Though most of them would deny it, I think it's obvious that tech industries and factories, office personnel suppliers, traders, newspapers and news agencies today often demand a university or advanced professional training exam more as a sorting-out-beam, a means of stopping the flood of applicants, than for the actual knowledge they think those schools will impart in their exiting students. These employers - or their hiring department guys, who are often working by a set policy - want papers to prove that the applicant has the patience and medium-range drive (or slightly above medium, but not a Marie Curie drive?) you'll need to get through to an exam on decent time, and the social skills that are informally trained and passed on at a university (getting into the "school spirit" as it used to be called) - they are not that interested in brilliant and outstanding academic credentials or innovative research as such. I know several people (and have heard of many more) who felt that a too consistently great exam could be a hindrance when they left university, or even before then, looking for a job on the side to help pay their rent and books, because it invited the jibing question "so, don't you know anything *else* than how to score in the academy?" The packaging of knowledge in a set form, and the papers for it, are becoming more important than the actual knowledge, or will to take on challenges, that a person may acquire at this or that school - or in life.
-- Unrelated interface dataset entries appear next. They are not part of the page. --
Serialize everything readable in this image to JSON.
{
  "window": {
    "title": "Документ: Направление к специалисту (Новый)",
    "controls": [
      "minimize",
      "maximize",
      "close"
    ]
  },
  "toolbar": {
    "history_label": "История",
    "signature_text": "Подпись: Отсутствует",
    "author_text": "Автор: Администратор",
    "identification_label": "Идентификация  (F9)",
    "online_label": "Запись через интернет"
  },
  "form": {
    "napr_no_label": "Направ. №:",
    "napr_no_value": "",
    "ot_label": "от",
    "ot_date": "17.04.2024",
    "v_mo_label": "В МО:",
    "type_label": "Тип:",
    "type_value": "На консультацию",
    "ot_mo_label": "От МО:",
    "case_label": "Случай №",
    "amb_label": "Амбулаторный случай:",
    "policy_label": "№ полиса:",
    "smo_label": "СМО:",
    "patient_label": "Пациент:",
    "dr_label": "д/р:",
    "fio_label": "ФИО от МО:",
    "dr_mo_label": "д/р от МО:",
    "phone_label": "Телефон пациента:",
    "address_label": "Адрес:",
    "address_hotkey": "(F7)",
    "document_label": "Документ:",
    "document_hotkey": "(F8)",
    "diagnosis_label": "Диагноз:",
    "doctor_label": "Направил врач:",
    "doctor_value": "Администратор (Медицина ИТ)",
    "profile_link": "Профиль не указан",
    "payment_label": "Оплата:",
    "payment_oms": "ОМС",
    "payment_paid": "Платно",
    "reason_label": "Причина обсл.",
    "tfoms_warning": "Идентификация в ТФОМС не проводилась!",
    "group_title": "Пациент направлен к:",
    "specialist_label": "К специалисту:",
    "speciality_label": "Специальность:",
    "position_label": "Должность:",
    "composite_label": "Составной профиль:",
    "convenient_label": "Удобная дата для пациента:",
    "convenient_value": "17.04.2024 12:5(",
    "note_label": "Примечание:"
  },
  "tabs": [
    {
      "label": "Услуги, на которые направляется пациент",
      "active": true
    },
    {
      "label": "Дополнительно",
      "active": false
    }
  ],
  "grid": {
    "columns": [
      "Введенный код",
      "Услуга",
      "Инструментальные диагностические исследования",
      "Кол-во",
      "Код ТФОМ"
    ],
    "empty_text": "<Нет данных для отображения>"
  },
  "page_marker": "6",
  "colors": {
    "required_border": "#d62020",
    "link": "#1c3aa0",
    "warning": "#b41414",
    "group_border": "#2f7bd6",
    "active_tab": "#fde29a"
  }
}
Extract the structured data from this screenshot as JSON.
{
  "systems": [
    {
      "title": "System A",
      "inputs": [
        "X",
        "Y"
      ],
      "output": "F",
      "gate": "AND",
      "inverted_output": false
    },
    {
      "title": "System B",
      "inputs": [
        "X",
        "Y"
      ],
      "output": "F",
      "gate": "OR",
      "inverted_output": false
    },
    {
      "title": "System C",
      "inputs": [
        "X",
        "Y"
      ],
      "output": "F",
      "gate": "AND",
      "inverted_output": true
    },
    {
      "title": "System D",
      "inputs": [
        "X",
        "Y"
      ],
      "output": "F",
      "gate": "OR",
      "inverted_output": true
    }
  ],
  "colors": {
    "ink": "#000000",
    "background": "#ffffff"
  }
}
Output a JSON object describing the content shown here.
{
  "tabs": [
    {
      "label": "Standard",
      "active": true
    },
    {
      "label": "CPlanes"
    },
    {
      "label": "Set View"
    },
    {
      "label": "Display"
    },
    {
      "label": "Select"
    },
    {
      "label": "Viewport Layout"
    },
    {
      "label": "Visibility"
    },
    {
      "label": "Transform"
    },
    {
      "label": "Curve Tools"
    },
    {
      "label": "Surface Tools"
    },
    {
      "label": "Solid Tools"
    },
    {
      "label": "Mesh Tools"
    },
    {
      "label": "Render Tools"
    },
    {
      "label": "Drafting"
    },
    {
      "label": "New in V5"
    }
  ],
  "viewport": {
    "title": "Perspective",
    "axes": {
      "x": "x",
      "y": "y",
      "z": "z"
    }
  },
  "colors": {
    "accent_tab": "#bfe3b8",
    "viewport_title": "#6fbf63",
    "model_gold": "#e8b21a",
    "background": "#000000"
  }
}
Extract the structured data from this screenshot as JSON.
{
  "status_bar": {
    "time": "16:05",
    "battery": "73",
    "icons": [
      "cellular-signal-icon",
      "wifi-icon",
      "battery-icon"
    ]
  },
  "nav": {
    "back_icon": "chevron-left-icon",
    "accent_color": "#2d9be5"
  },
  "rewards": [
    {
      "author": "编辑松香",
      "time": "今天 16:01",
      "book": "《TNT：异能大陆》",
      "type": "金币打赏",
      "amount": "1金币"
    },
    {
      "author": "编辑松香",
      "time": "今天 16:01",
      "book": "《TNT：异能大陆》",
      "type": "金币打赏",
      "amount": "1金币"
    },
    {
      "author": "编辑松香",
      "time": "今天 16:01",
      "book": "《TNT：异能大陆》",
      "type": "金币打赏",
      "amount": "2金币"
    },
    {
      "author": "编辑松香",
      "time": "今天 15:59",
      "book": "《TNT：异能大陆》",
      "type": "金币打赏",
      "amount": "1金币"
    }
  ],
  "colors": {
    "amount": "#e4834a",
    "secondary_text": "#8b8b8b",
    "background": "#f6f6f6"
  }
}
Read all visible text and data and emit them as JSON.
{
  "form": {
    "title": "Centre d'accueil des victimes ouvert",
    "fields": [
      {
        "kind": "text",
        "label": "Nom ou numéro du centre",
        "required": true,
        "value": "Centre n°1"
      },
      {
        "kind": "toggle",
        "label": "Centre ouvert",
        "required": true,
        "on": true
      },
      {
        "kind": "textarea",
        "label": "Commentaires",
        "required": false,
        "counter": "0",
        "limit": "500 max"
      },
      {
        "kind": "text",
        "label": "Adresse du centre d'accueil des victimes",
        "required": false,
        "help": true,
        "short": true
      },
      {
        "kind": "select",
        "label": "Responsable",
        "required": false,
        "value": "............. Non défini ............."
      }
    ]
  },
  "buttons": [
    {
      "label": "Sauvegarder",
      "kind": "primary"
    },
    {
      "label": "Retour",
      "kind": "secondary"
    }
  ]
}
As a professor of law at the academy I've studied at put it twenty years ago, "the rampant educomania is well on its way to wringing the neck off the view that most people have an innate capacity to understand, to take on new challenges, to grow in work, but this is a capacity that often needs to be allowed to develop in joint work and contact with other people". (Experience integrated into you, into how you'll handle a situation or a problem, is what counts, not just the number of books and degrees you have clocked)
Of course the professed talk is that we live in a society where "excellence in knowledge, and the ability to question received ideas, is king", but in reality that's not what employers and corporations want; many employers are looking more for somebody that's mouldable once he/she gets in. Paradoxically, a heavy debt burden which you have to acquire to even have a go at getting the foot in can make you more mouldable, because you have to "get in and play by all the rules or keep out". When this kind of thing happens in a recession, or in a period with high unemployment even if the wheels be rolling fast in many places, it risks creating a huge army of people with long studies but little real experience at the stuff they will actually be doing after their exams, and perhaps low on skills (or cahnnels) in selling themselves to future employers.
It's easy enough for universities and colleges to raise their education fees, and raise them steadily, even rapidly, without really showing that the education they offer counts for an average of their students. Universities, trade schools and "elite schools" get a lot of fawning coverage in the media today, and it is easy for them toi provide rosy footage of what they offer - you interview the success-story students and rely on the fact that everyone wants to come across as a winner: few people will answer openly, in a gallup or at a town hall meeting, that a few years after exam they have landed in a debt trap or aren't getting near the kind of jobs they feel they were trained for, still fewer will stand up in a newspaper interview with name and picture and describe such a situation.
Both the schools themselves, corporations and the media are peopled by folks who have climbed up the ladders on the set conditions, who have paid their dues and who are not going to admit a great deal of critical questions and sharp angles. At the same time, politicians more or less consciously use universities and schools as a way to keep people out of open unemployment and tidy up the statistics of their region a bit.This all needs to be discussed a good deal more openly than is being done today; if employers don't really trust the quality of the educational systems they are praising, and if on the other hand we get less and less taxes or savings to keep those schools going and functioning, then in the end we're in for a great deal of future trouble.